Smart companies organize group exercise during work hours, such as daily yoga classes inside a vacant meeting room or a noon group bike ride, run or walk. For those companies with employees who dislike office wellness programs, ClassPass and HR tech company JustWorks recently created a program to bring studio fitness classes to businesses across the country.
At GoDigital Media Group in Los Angeles, employees ditch the coffee in the afternoon when energy wanes in favor of some activity. The team may play some beach volleyball or rent some kayaks for an hour or two. Says Steve Fisher, director of communications at the entertainment tech firm: “Everybody comes back refreshed. It’s good to get the circulation going.”
True, getting outside, whether it’s a 20-minute stroll or simply sitting in the sunlight, can do wonders for your stress level, according to research by the University of Michigan.
Be a better leader
This one is hard to swallow, but the mood and morale of a workplace usually comes from the top.
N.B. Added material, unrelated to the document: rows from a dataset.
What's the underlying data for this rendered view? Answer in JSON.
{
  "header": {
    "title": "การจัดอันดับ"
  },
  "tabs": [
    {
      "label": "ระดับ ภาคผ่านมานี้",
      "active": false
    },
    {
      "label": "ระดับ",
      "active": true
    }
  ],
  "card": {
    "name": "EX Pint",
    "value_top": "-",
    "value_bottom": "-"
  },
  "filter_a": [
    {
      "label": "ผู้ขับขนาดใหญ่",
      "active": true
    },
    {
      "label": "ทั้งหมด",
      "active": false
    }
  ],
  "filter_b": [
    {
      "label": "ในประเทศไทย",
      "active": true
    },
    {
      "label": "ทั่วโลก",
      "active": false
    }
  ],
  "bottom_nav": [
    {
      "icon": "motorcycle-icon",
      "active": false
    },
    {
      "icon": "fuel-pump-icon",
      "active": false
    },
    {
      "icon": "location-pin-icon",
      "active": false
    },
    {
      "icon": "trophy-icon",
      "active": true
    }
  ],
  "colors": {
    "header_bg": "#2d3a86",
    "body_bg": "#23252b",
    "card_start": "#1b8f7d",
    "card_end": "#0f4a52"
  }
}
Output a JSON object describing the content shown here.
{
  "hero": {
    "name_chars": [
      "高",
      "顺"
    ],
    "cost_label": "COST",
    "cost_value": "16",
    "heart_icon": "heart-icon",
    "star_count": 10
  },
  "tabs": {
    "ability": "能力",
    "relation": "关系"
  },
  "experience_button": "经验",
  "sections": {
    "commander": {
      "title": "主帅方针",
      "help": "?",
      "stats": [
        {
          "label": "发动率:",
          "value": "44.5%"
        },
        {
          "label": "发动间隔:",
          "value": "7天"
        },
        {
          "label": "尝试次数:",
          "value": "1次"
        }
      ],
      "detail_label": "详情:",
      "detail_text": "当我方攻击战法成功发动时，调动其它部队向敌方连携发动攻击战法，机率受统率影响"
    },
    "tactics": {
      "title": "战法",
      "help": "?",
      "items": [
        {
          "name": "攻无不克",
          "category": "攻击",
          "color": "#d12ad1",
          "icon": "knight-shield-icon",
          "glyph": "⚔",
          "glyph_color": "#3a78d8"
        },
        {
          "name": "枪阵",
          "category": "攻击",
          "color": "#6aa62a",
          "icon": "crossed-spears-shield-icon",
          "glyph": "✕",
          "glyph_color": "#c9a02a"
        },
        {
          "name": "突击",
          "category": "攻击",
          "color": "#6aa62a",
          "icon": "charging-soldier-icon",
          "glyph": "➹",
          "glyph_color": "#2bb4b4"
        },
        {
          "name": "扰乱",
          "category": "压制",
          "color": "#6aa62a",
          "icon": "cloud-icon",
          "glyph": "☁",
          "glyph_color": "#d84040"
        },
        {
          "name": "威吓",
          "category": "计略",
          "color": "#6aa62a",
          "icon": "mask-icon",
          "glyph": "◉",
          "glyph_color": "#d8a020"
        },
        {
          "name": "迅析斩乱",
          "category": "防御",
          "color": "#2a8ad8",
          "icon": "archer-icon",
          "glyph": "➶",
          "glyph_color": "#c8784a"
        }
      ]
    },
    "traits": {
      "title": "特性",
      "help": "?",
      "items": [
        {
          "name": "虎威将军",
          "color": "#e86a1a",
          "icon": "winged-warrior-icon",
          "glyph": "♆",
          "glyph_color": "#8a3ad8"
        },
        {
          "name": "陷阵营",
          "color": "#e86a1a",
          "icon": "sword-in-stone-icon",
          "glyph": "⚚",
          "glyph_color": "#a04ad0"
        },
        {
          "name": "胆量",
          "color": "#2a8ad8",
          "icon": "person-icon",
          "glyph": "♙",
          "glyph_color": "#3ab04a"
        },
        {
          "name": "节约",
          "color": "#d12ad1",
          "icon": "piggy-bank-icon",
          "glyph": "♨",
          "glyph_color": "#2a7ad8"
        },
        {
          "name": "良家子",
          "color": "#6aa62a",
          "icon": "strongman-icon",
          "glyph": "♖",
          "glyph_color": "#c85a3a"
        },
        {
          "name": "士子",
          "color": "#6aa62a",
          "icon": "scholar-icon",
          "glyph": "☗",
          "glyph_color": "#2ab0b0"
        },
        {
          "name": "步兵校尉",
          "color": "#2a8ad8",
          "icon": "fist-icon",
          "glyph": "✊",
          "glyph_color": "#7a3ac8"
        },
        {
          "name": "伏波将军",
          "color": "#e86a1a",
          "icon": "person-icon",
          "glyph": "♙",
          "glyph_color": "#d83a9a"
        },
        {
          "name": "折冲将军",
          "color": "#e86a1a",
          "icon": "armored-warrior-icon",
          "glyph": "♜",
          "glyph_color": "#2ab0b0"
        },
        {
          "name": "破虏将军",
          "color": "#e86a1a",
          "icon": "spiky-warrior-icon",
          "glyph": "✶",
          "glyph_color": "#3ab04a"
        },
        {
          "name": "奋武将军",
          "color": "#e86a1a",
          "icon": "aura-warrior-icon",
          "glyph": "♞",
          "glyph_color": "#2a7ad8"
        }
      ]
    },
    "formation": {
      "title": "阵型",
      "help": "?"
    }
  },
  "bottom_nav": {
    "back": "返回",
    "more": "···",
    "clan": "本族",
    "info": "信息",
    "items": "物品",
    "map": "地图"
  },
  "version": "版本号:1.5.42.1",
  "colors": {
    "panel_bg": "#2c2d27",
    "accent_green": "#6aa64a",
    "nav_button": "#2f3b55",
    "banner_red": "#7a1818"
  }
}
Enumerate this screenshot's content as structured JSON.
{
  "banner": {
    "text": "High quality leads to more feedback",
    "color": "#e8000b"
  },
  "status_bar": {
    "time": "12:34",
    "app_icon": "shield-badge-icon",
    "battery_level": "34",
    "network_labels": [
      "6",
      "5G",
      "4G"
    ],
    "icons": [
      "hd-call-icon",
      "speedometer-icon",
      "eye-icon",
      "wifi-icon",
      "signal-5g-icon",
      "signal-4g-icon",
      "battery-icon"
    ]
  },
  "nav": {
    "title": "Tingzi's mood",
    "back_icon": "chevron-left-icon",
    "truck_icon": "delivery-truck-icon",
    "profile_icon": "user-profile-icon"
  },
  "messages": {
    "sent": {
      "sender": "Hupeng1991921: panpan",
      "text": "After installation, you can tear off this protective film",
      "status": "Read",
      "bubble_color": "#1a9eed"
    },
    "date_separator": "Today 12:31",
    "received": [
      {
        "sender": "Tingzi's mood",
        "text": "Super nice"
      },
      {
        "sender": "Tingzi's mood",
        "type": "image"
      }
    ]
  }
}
Bad leadership can take a toll on your workers’ mental health.
Consider whether your leaders give enough feedback to their teams, whether your company conveys a unified vision and communicates how individual people fit into the company’s success. Are employees able to create boundaries, such as turning off alerts on Slack during evening hours? Are their workloads realistic?
It’s no shock that when employees feel valued, it reduces stress and boosts productivity and overall well-being. So, too, does just simple encouragement and acknowledgement of people’s efforts.
Today more than ever before, people are the most valuable assets for most companies, and that brainpower needs nurturing. Whether it’s creating a healthy office space, providing adequate time and space for meditation, or leading with encouragement, good mental health means good business.